Prompt: State how many lines in the listing below include the word "violations". Give nothing but the number.

Material for the task:
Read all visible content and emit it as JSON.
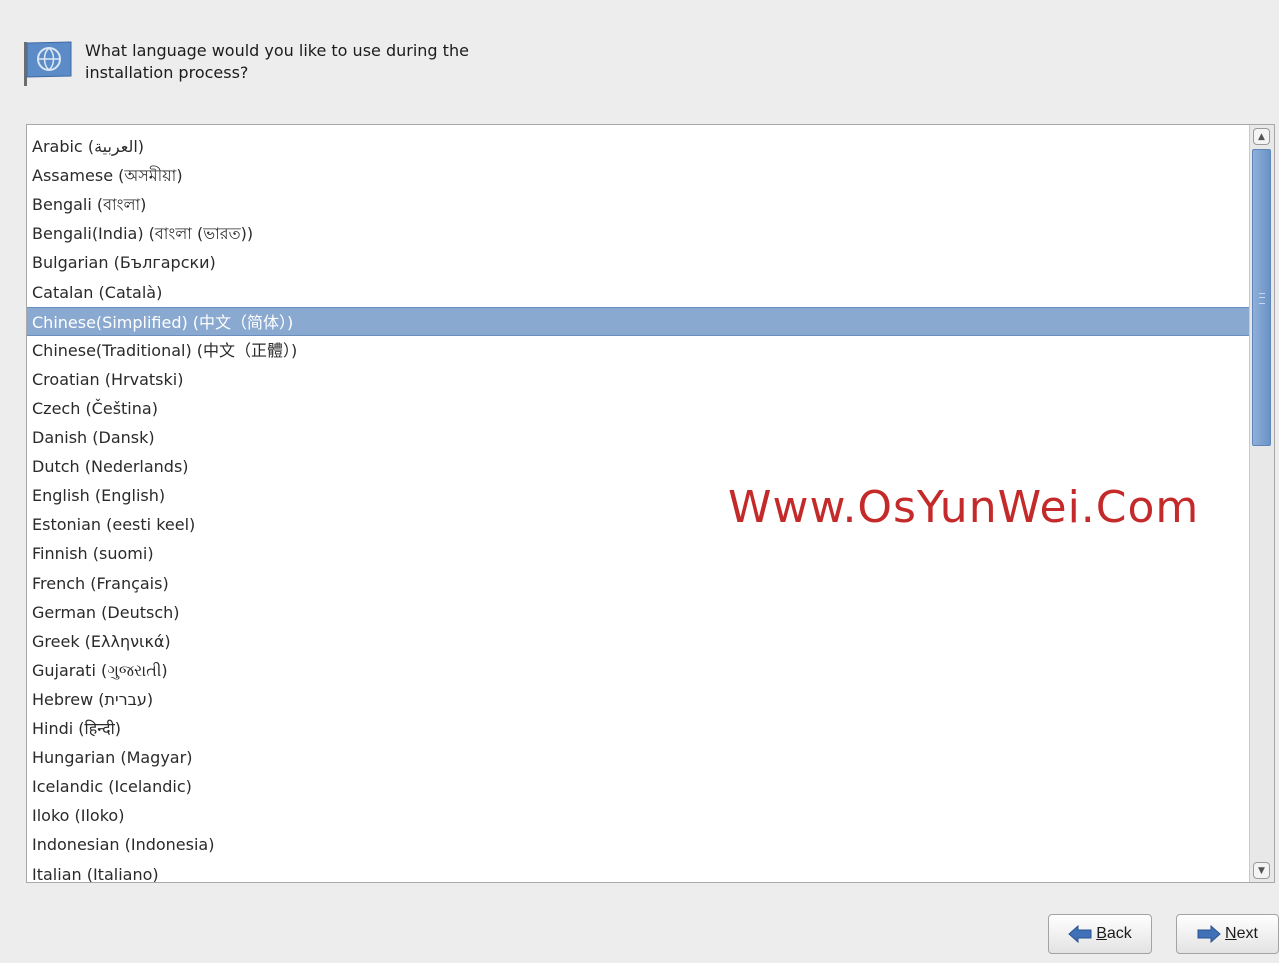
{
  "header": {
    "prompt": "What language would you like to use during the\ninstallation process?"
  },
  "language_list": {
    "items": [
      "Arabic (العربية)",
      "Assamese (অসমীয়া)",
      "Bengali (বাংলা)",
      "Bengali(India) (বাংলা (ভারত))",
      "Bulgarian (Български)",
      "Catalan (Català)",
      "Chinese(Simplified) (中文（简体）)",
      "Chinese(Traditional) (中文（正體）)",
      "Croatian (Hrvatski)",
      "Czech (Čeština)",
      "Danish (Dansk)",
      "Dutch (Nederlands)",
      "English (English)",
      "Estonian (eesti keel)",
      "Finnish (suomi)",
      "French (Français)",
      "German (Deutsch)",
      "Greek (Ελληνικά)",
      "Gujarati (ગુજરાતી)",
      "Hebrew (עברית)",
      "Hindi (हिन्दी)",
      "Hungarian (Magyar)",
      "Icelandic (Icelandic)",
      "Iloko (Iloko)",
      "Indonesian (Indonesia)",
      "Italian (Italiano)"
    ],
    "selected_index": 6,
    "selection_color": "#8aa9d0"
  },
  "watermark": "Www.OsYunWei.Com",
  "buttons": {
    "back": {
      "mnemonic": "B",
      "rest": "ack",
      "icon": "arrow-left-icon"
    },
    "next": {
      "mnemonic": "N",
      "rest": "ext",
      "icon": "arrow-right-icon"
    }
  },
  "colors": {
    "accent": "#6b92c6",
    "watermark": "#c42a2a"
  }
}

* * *

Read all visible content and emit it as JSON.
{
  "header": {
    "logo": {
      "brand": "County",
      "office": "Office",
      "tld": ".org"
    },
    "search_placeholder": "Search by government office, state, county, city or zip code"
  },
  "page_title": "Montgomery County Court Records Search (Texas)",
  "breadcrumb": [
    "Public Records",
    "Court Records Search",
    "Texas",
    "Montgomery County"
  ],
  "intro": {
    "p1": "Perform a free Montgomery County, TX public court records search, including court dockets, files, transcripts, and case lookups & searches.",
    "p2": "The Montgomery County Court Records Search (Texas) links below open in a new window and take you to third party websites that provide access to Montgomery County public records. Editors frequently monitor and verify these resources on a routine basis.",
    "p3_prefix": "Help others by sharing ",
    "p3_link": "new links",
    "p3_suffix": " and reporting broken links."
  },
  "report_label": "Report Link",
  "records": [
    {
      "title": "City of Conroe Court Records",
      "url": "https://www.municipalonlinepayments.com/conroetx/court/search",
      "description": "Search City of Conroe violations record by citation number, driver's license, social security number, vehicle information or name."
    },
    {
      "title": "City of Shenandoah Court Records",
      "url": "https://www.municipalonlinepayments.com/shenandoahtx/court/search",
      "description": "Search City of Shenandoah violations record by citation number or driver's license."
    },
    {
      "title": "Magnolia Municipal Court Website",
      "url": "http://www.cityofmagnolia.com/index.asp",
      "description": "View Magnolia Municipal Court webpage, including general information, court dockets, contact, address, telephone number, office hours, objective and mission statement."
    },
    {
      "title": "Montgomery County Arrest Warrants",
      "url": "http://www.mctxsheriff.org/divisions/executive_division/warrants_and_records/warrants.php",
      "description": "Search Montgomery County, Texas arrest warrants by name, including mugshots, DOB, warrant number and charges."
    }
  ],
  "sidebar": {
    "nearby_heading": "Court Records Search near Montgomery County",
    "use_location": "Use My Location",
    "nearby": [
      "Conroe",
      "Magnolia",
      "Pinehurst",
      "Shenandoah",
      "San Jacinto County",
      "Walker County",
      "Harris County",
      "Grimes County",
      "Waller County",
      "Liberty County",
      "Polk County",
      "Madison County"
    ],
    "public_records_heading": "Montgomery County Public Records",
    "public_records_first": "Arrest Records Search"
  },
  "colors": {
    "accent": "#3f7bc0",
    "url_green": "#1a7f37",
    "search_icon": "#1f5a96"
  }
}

Solution to this problem: 2